|Syringomyelia. See the thin light grey shape inside |
the spinal cord, placed at centre in the bottom
half of the above image.
We all hear the stories about people who willed away their paralysis. I don't want to say these stories are untrue or that these people are frauds, but often there is a very clear medical reason why some people recover from an injured spinal cord and the vast majority don't. It has a lot less to do with willpower than with what type of injury the person suffered, but because most regular folks aren't experts in spinal cord injury they think that willpower must be one answer.
I think that this thinking also spills over into how people view a successful adjustment to a life with paralysis. People that don't have just enough willpower to cure themselves, but have enough willpower to lead a happy life in the chair. Again, because the media hypes the stories about paralyzed people's success stories, those that aren't so successful end up being thought of as weak.
I guess this comes from people's basic understanding of paralysis, especially paraplegia (just the legs paralyzed). People tend to think of it as an injury that just knocks out your legs and therefore with a strong upper body (and willpower) it should be easy to get used to and lead a normal life. Again, if you can't, it's because of a lack of willpower.
People never think about, because it's never talked about, things like severe neuropathic pain, or pressure sores, or the hundreds of other secondary issues involved with paralysis. In the case of paraplegia, people tend to think that it's just the legs that don't work.
I've got a a new one that people have never thought of. Syringomyelia and I've got it. Basically this is when the spinal fluid enters the spinal cord and causes like a balloon filled with spinal fluid to grow inside the cord which eventually destroys the spinal cord. It often gets longer and goes up the spinal cord leading to sensory dysfunction, pain, weakness, and could lead to quadrapalegia as it gets longer and knocks out the arms.
How did I get this? Lack of willpower? Lack of adjustment to a life of paralysis? No, none of these things matter as you can't will it away or use your willpower to adjust.
No one knows the exact reason why or how it forms, but it forms due to a reaction to a spinal cord injury or hemmorage (which is what I had).
So please keep in mind when you read stories about those leading very successful lives despite their chairs, that not all injuries are the same and not all people suffer secondary complications from their injuries (even though most do and only a small minority lead the lives that you read about in the newspaper).
As of 26 October I'll be writing this blog from the hospital and I get ready for my operation on the 28th and then get moved to a rehab hospital. I'll be letting the surgeon use his skill to get rid of the syringomyelia and then use my skill to keep fighting for a cure for paralysis so things like syringomyelia and all the other complications of spinal cord injury get put into the history books.

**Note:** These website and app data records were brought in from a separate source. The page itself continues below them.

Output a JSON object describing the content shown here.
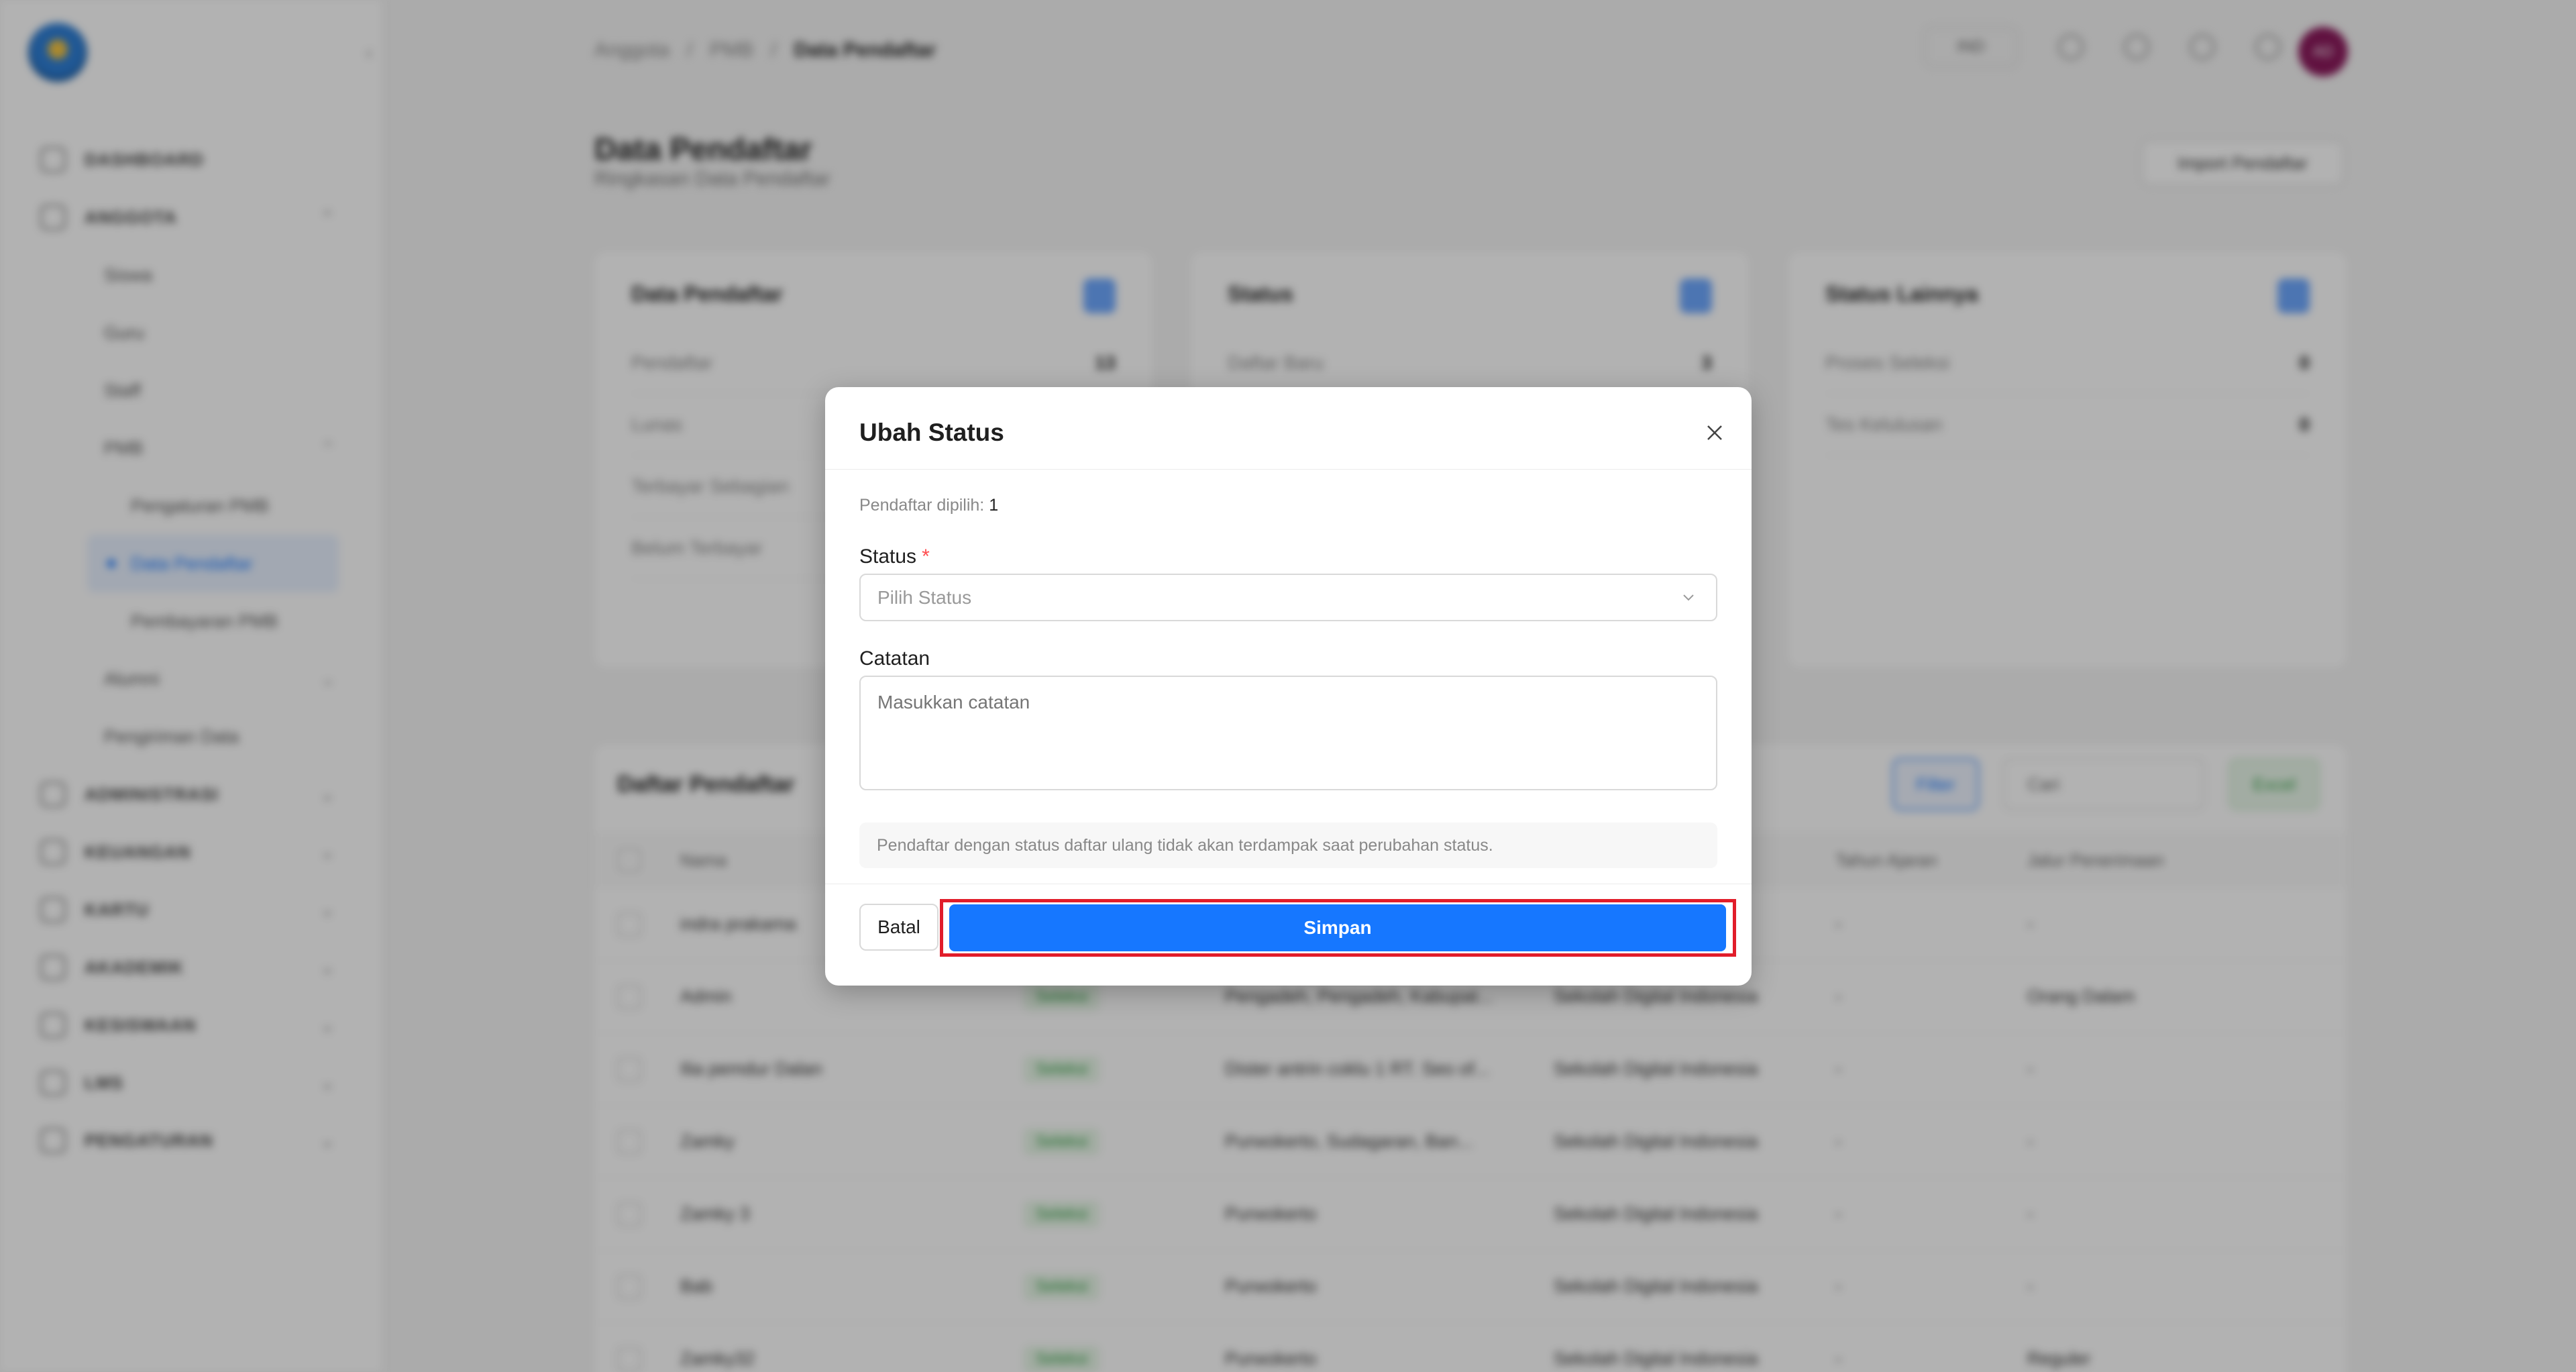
{
  "sidebar": {
    "logo_icon": "tut-wuri-handayani-logo",
    "nav": [
      {
        "label": "DASHBOARD",
        "icon": "dashboard-icon"
      },
      {
        "label": "ANGGOTA",
        "icon": "users-icon"
      },
      {
        "label": "ADMINISTRASI",
        "icon": "file-icon"
      },
      {
        "label": "KEUANGAN",
        "icon": "wallet-icon"
      },
      {
        "label": "KARTU",
        "icon": "card-icon"
      },
      {
        "label": "AKADEMIK",
        "icon": "book-icon"
      },
      {
        "label": "KESISWAAN",
        "icon": "student-icon"
      },
      {
        "label": "LMS",
        "icon": "monitor-icon"
      },
      {
        "label": "PENGATURAN",
        "icon": "gear-icon"
      }
    ],
    "anggota_sub": [
      "Siswa",
      "Guru",
      "Staff",
      "PMB"
    ],
    "pmb_sub": [
      "Pengaturan PMB",
      "Data Pendaftar",
      "Pembayaran PMB"
    ],
    "anggota_sub2": [
      "Alumni",
      "Pengiriman Data"
    ]
  },
  "header": {
    "breadcrumb": [
      "Anggota",
      "/",
      "PMB",
      "/",
      "Data Pendaftar"
    ],
    "lang": "IND",
    "avatar_initials": "AD"
  },
  "page": {
    "title": "Data Pendaftar",
    "subtitle": "Ringkasan Data Pendaftar",
    "import_label": "Import Pendaftar"
  },
  "cards": [
    {
      "title": "Data Pendaftar",
      "rows": [
        [
          "Pendaftar",
          "13"
        ],
        [
          "Lunas",
          ""
        ],
        [
          "Terbayar Sebagian",
          ""
        ],
        [
          "Belum Terbayar",
          ""
        ]
      ]
    },
    {
      "title": "Status",
      "rows": [
        [
          "Daftar Baru",
          "3"
        ]
      ]
    },
    {
      "title": "Status Lainnya",
      "rows": [
        [
          "Proses Seleksi",
          "0"
        ],
        [
          "Tes Kelulusan",
          "0"
        ]
      ]
    }
  ],
  "table": {
    "title": "Daftar Pendaftar",
    "filter_label": "Filter",
    "search_placeholder": "Cari",
    "export_label": "Excel",
    "headers": [
      "Nama",
      "Tahun Ajaran",
      "Jalur Penerimaan"
    ],
    "rows": [
      {
        "name": "indra prakama",
        "badge": "",
        "addr": "",
        "school": "",
        "c5": "-",
        "c6": "-"
      },
      {
        "name": "Admin",
        "badge": "Seleksi",
        "addr": "Pengadeh, Pengadeh, Kabupat...",
        "school": "Sekolah Digital Indonesia",
        "c5": "-",
        "c6": "Orang Dalam"
      },
      {
        "name": "Ilia pemdur Dalan",
        "badge": "Seleksi",
        "addr": "Dister antrin coklu 1 RT. Seo of...",
        "school": "Sekolah Digital Indonesia",
        "c5": "-",
        "c6": "-"
      },
      {
        "name": "Zamky",
        "badge": "Seleksi",
        "addr": "Purwokerto, Sudagaran, Ban...",
        "school": "Sekolah Digital Indonesia",
        "c5": "-",
        "c6": "-"
      },
      {
        "name": "Zamky 3",
        "badge": "Seleksi",
        "addr": "Purwokerto",
        "school": "Sekolah Digital Indonesia",
        "c5": "-",
        "c6": "-"
      },
      {
        "name": "Bab",
        "badge": "Seleksi",
        "addr": "Purwokerto",
        "school": "Sekolah Digital Indonesia",
        "c5": "-",
        "c6": "-"
      },
      {
        "name": "Zamky32",
        "badge": "Seleksi",
        "addr": "Purwokerto",
        "school": "Sekolah Digital Indonesia",
        "c5": "-",
        "c6": "Reguler"
      }
    ]
  },
  "modal": {
    "title": "Ubah Status",
    "selected_label": "Pendaftar dipilih:",
    "selected_count": "1",
    "status_label": "Status",
    "required_mark": "*",
    "status_placeholder": "Pilih Status",
    "notes_label": "Catatan",
    "notes_placeholder": "Masukkan catatan",
    "notice": "Pendaftar dengan status daftar ulang tidak akan terdampak saat perubahan status.",
    "cancel_label": "Batal",
    "save_label": "Simpan",
    "close_icon": "close-icon"
  },
  "colors": {
    "primary": "#1677ff",
    "highlight": "#e11d2a",
    "danger": "#ff4d4f"
  }
}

Of course you need willpower to not give up hope, but I'm sorry to report, willpower doesn't cure paralysis..